John’s prophetic ministry reminds us of our own role as a prophetic people, preparing the way of the Lord. Every Christian shares in Christ’s threefold office of priest, king and prophet. To share in his prophetic office means that, like Jesus, we bear witness to the world by our words and lives, bringing conviction of sin and the light of salvation. Jesus shares this ministry with us so that his Word is heard in all places, and this prepares his way in people’s hearts and prepares the world for his return. Each of us has a different part to play in that prophetic witness, but we all have the gifts necessary to witness prophetically in the place where God has called us. The passage speaks to us about this in three specific ways:
Firstly, What Is Your Wilderness? Like John, each Christian is called to be a prophetic witness uniqely in particular situations that may not be reached without us. It could be to an individual, a family, a neighbourhood, a workplace or even a nation or a specific cultural challenge. Ask God to show you the places where he wants you to witness prophetically. Ask him to give you deeper understanding of your faith and wisdom and courage to be prophetic in living it out.

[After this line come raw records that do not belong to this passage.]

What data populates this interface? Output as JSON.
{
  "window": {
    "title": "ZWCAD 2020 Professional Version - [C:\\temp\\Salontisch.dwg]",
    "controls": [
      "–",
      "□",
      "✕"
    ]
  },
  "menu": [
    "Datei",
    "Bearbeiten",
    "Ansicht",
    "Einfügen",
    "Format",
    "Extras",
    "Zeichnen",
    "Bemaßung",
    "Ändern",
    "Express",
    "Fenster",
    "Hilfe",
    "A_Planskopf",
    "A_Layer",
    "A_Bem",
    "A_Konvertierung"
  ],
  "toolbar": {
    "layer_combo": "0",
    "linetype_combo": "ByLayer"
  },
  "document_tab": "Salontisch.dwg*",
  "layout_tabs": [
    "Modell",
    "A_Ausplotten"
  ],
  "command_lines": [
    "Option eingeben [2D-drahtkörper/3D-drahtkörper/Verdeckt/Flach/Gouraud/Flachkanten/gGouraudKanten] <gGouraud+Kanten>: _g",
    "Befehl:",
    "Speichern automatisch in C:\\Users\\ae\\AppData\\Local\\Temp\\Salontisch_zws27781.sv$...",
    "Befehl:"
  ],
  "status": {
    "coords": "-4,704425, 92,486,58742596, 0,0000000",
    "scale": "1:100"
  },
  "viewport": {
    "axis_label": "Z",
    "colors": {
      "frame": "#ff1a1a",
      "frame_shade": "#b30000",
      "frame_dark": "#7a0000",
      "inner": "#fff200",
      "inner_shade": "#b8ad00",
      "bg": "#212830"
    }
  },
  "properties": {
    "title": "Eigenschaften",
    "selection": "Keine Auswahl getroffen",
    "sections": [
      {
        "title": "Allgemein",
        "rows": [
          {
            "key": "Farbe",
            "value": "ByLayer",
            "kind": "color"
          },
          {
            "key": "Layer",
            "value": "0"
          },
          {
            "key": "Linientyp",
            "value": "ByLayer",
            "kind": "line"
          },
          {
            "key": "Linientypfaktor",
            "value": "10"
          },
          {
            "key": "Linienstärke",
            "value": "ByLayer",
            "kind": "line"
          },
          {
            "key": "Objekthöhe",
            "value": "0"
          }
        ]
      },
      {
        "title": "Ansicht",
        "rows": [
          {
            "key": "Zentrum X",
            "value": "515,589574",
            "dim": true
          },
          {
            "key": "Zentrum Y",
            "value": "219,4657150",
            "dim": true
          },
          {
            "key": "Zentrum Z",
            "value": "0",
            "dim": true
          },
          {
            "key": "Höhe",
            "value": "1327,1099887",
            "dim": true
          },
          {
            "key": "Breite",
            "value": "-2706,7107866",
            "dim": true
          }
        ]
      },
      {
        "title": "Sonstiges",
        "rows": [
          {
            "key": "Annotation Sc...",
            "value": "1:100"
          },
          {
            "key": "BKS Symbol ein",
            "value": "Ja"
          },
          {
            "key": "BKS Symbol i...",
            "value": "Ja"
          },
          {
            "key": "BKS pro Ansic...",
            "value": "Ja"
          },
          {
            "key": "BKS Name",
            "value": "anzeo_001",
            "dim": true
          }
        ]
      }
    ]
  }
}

Secondly, Family Is Prophetic. At a time when family is under attack in so many ways, it is important to recognise the unique prophetic power that Christian families (with or without children) have to bring conviction and light to the world. Thus, couples should resist the temptation to see family life as a mere temporal good, instead seeing it as a place of deep sanctification and spiritual formation. Husbands and wives should reject the empty goals proposed for men and women by our culture and instead focus on the urgent task of being a spiritually fruitful household. Men are to lead their families in being spiritually fruitful, particularly in the nurture of their wives. Men’s work should always promote the unity and stability of family life, this then frees women to fulfil their uniquely feminine role of filling the household with spiritual life, peace, joy and love. This doesn’t mean that women are only to be housewives, or that they are less able than men to do jobs outside the home, only that in the pursuit of their vocations, family life should not be compromised. Only by this complementarity can a household truly embody God’s Kingdom and so be prophetic. This has implications for those who aren’t married too: If family is so important, then if God has providentially led you to singleness it must be for a purpose, one that he desires to make clear and equip you for.
Thirdly, Make Straight Paths. Like the laying down of the red carpet, the picture of making straight paths for the Lord invokes the idea of a royal welcome. In particular the picture of raising valleys and levelling mountains challenges us to think about our priorities. What things take up too much space in your life, dominate the landscape and overshadow other things? What things are too low, hidden and out of sight when they should be more prominent. This is not just a call to reorganise or try harder however. Rather, John’s ministry in the wilderness points to the cross of Christ, where the water of life flows from the desolation of Golgotha, and where we find not only conviction of sin and repentance, but the power to be healed and renewed by the life of Christ.